Dec 1

The Canadian authorities arrest Huawei's chief financial officer Meng Wanzhou (above) at Vancouver airport, after an extradition request from the United States. Ms Meng was en route to Mexico from Hong Kong.

The Americans want her to face charges on violating sanctions against trade with Iran.

Dec 10

China arrests two Canadian men on national security grounds.
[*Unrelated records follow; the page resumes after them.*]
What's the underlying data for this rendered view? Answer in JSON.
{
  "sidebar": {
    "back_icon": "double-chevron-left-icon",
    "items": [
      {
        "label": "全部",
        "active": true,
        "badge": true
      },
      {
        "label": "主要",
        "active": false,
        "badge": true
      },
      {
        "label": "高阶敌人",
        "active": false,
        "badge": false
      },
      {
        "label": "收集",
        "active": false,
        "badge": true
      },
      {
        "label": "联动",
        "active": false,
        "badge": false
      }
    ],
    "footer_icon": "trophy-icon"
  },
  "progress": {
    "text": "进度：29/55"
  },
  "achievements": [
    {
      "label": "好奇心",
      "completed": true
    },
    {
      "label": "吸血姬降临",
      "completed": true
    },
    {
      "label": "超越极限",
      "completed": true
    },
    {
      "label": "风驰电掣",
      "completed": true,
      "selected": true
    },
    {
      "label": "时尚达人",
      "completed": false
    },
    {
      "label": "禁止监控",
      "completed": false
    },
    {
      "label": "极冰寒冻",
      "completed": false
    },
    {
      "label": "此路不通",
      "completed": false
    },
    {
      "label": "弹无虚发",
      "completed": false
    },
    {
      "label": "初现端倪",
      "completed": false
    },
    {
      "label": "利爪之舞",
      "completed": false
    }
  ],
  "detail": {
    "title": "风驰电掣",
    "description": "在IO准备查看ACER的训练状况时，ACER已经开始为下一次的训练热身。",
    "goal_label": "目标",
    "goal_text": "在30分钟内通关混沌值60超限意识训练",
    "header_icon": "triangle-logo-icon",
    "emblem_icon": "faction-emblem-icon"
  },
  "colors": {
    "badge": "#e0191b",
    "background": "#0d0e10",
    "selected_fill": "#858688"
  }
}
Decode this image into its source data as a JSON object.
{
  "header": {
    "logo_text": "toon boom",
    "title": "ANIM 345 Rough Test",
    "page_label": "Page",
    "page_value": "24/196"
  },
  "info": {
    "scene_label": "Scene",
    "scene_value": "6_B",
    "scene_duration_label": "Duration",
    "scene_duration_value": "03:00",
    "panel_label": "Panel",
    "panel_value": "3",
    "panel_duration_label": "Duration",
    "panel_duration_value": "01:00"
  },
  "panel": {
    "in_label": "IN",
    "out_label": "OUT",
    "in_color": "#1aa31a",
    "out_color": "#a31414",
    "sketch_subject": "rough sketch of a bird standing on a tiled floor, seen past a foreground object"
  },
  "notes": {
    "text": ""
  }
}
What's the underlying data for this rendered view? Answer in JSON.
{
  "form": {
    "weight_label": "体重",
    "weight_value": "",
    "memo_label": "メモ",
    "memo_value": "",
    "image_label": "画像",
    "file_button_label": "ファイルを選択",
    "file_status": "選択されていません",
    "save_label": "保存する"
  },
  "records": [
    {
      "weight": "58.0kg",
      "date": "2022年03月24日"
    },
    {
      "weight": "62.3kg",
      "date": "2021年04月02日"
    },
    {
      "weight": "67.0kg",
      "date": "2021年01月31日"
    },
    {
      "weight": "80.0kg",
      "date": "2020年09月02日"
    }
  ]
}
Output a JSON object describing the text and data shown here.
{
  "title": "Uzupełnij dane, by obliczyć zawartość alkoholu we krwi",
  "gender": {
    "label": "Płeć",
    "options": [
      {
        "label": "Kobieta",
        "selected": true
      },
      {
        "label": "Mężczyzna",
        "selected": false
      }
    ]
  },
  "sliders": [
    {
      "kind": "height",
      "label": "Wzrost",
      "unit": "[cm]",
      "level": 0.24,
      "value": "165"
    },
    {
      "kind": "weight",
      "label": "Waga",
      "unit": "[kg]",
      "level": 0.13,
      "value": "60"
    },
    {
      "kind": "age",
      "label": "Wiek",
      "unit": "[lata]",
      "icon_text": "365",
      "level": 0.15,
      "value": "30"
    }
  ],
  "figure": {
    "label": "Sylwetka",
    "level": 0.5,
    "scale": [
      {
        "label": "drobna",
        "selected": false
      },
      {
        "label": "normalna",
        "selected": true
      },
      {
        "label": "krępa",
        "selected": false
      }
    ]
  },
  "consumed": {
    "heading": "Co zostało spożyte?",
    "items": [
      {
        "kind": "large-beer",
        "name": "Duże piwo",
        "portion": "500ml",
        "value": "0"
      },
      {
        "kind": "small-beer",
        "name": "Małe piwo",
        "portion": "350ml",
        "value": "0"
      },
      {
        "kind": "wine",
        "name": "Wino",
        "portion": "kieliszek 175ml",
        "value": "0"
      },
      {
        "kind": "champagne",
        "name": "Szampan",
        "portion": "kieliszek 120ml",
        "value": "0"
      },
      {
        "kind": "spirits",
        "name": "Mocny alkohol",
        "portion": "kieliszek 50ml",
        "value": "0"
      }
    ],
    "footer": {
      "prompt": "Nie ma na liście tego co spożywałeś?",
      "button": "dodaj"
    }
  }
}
They are former Canadian diplomat Michael Kovrig (left) and businessman Michael Spavor (right).

Dec 11

Ms Meng is released on C$10 million (S$10.1 million) bail.

US President Donald Trump tells the media that he would intervene in the case if he "thought it was necessary" in helping to hammer out a trade deal with China.

Dec 27

The US is said to be mulling over an executive order that could bar American firms from using equipment from Chinese telecommunications giants Huawei and ZTE because they pose security risks.

The order could be issued as soon as next month.

Danson Cheong

 
A version of this article appeared in the print edition of The Straits Times on December 28, 2018, with the headline 'China responds over possible Huawei, ZTE ban for US firms'. Print Edition | Subscribe